Poetry is also an affair with language. It may begin with substance, yet it is form, defined by the use of language, which helps reveal this substance, be it abstract or strictly formalistic. This may amount to “describing the ordinary in extraordinary ways”. Furthermore, it may well be that in the process of writing, poetry may begin with form. Merwin again states that “a poem begins out of what you don’t know, and you begin not by having a good idea but by hearing something in the language.”
I concede that my definition of what makes poetry faces difficulties. What of poetry which emphasises form over substance? What of types of poetry which aim to achieve different goals other than the revelation of the extraordinary, such as the setting forth lengthy narratives, say for instance in epic poetry? It would be intellectually dishonest not to address such problems. However, poetry is profoundly personal; as it is, the short answer would be that I do not consider these ‘poetry’ in the true sense. It may be that they are only poetry for having adopted recognised and aesthetically viable forms of verse and rhyme.
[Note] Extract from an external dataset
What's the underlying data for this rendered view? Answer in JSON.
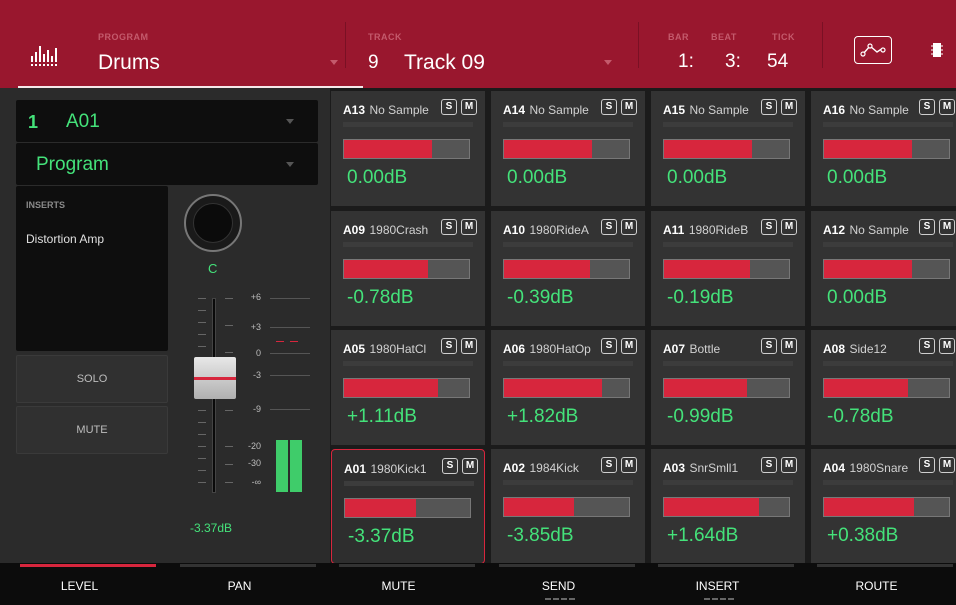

So it has been contended that poetry is a moment of extraordinary insight. But what use of this moment of beauty? Why does poetry matter? Consider the following poem, “Learning by Heart”, by Abbas Raza (founding editor of 3quarksdaily):
He recited a short poem to me
Which he had learned by heart
Not to impress or intimidate
Me, or anyone else,
But just in case one year
Spring might be late in coming
And he need cheer his friends
Saddened by the dearth of birdsong.
Or perhaps for that moment in love
When he would be struck speechless,
When he knew that he would need
To borrow another man’s tongue.
Or maybe just so that if he wanted
He could tie a brightly colored cravat
On the neck of an autumn crepuscule
Too-soberly dressed in a charcoal suit.
— S. Abbas Raza (for Robin Varghese, April 8, 2010)
The fact remains that human life has to be nourished with some further beauty, some meaningful insight which stands out against the drabness of the ordinary. In this respect, poetry is no different from the fine arts. It is, however, distinguishable and more immediately relevant to us, being a manifestation of the primary means by which we communicate – language.
Moreover, much has been written and said about how one of the redeeming features of humanity is its capacity to be astonished. This is accompanied by humanity’s need to be astonished, in order for humanity to transcend itself. I opine that to be exposed to the extraordinary within the ordinary, in an extraordinary fashion, one necessarily experiences the frisson of astonishment.
In conclusion, there is much to be said about poetry. Poetry is more accessible than it seems, and is of direct relevance to our very beings: Poetry is simpler than what it delivers. Poetry allows us to transcend the grind of humanity by astonishing us with the beauty of the extraordinary. Poetry is but one amongst the many vital sugars which a life lived to its fullest must be sustained upon.
With its relevance and its oft-overlooked accessibility, poetry is for everyone.
A caveat: Raza suggests that we ought to share poetry, whilst Yeats cynically observes in the third verse of “Adam’s Curse” that this has become desperately unfashionable:
I said, ‘It’s certain there is no fine thing
Since Adam’s fall but needs much labouring.
There have been lovers who thought love should be
So much compounded of high courtesy
That they would sigh and quote with learned looks
Precedents out of beautiful old books;
Yet now it seems an idle trade enough.’
— W.B. Yeats
This is perhaps a matter best left to good taste and discretion.